Problem to solve
When you give the entries again, keep every word as it stands and drop the pictures.

*** Opening of The records ***

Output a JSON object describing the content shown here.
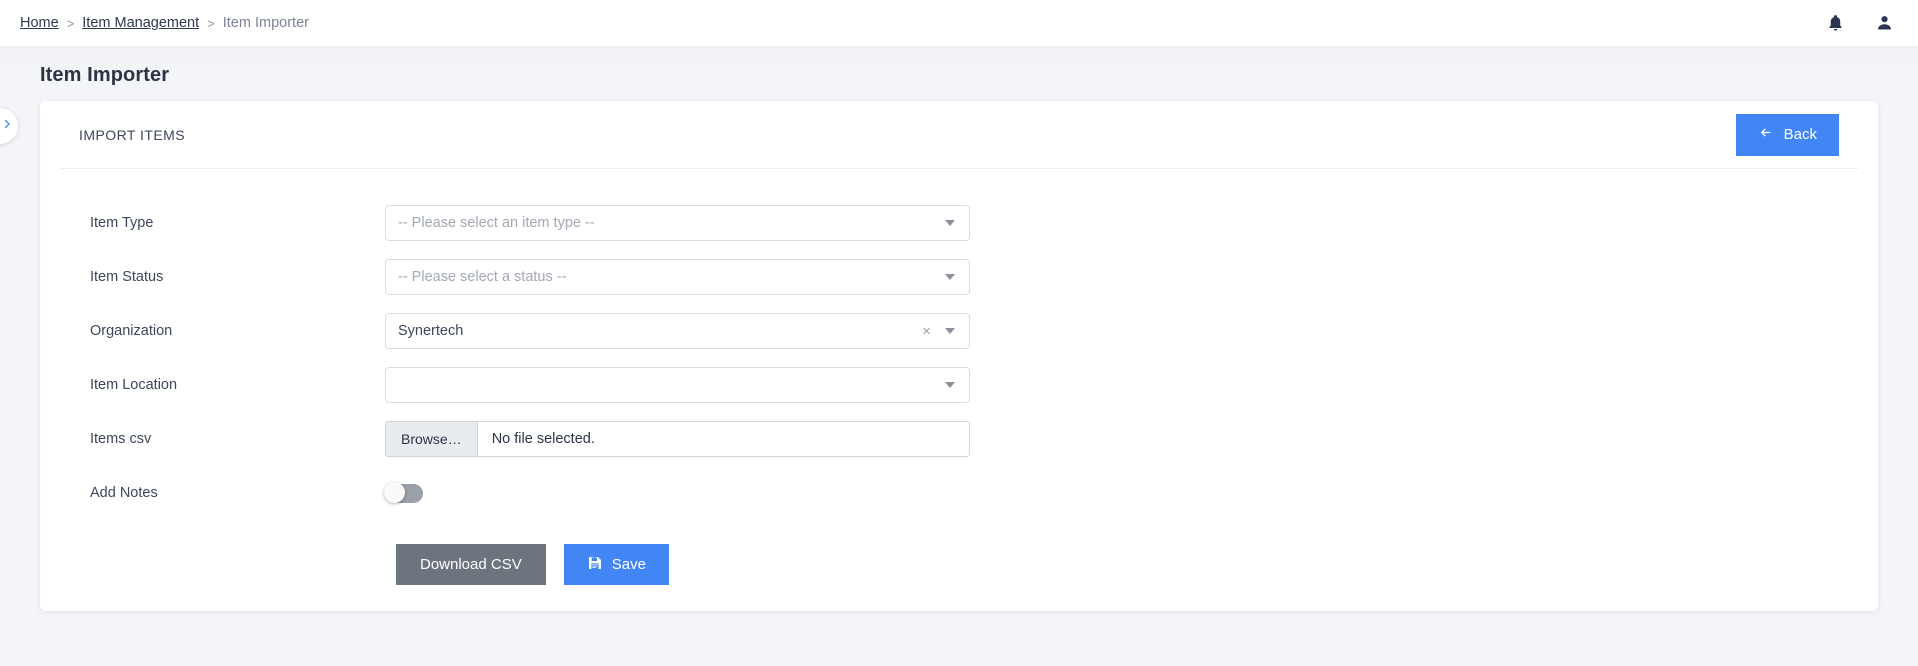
{
  "navbar": {
    "breadcrumb": {
      "home": "Home",
      "sep1": ">",
      "section": "Item Management",
      "sep2": ">",
      "current": "Item Importer"
    },
    "notifications_icon": "bell-icon",
    "user_icon": "user-icon"
  },
  "page": {
    "title": "Item Importer",
    "sidebar_toggle_icon": "chevron-right-icon"
  },
  "card": {
    "header_title": "IMPORT ITEMS",
    "back_label": "Back",
    "back_icon": "arrow-left-icon"
  },
  "form": {
    "item_type": {
      "label": "Item Type",
      "placeholder": "-- Please select an item type --",
      "value": ""
    },
    "item_status": {
      "label": "Item Status",
      "placeholder": "-- Please select a status --",
      "value": ""
    },
    "organization": {
      "label": "Organization",
      "value": "Synertech",
      "clear_icon": "close-icon"
    },
    "item_location": {
      "label": "Item Location",
      "value": ""
    },
    "items_csv": {
      "label": "Items csv",
      "browse_label": "Browse…",
      "file_status": "No file selected."
    },
    "add_notes": {
      "label": "Add Notes",
      "state": "off"
    }
  },
  "actions": {
    "download_csv_label": "Download CSV",
    "save_label": "Save",
    "save_icon": "floppy-disk-icon"
  },
  "colors": {
    "primary": "#4285f4",
    "secondary": "#6c757d",
    "page_bg": "#f4f5f9",
    "text": "#3d4759"
  }
}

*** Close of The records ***

Result for this task
Output a JSON object describing the content shown here.
{
  "navbar": {
    "breadcrumb": {
      "home": "Home",
      "sep1": ">",
      "section": "Item Management",
      "sep2": ">",
      "current": "Item Importer"
    },
    "notifications_icon": "bell-icon",
    "user_icon": "user-icon"
  },
  "page": {
    "title": "Item Importer",
    "sidebar_toggle_icon": "chevron-right-icon"
  },
  "card": {
    "header_title": "IMPORT ITEMS",
    "back_label": "Back",
    "back_icon": "arrow-left-icon"
  },
  "form": {
    "item_type": {
      "label": "Item Type",
      "placeholder": "-- Please select an item type --",
      "value": ""
    },
    "item_status": {
      "label": "Item Status",
      "placeholder": "-- Please select a status --",
      "value": ""
    },
    "organization": {
      "label": "Organization",
      "value": "Synertech",
      "clear_icon": "close-icon"
    },
    "item_location": {
      "label": "Item Location",
      "value": ""
    },
    "items_csv": {
      "label": "Items csv",
      "browse_label": "Browse…",
      "file_status": "No file selected."
    },
    "add_notes": {
      "label": "Add Notes",
      "state": "off"
    }
  },
  "actions": {
    "download_csv_label": "Download CSV",
    "save_label": "Save",
    "save_icon": "floppy-disk-icon"
  },
  "colors": {
    "primary": "#4285f4",
    "secondary": "#6c757d",
    "page_bg": "#f4f5f9",
    "text": "#3d4759"
  }
}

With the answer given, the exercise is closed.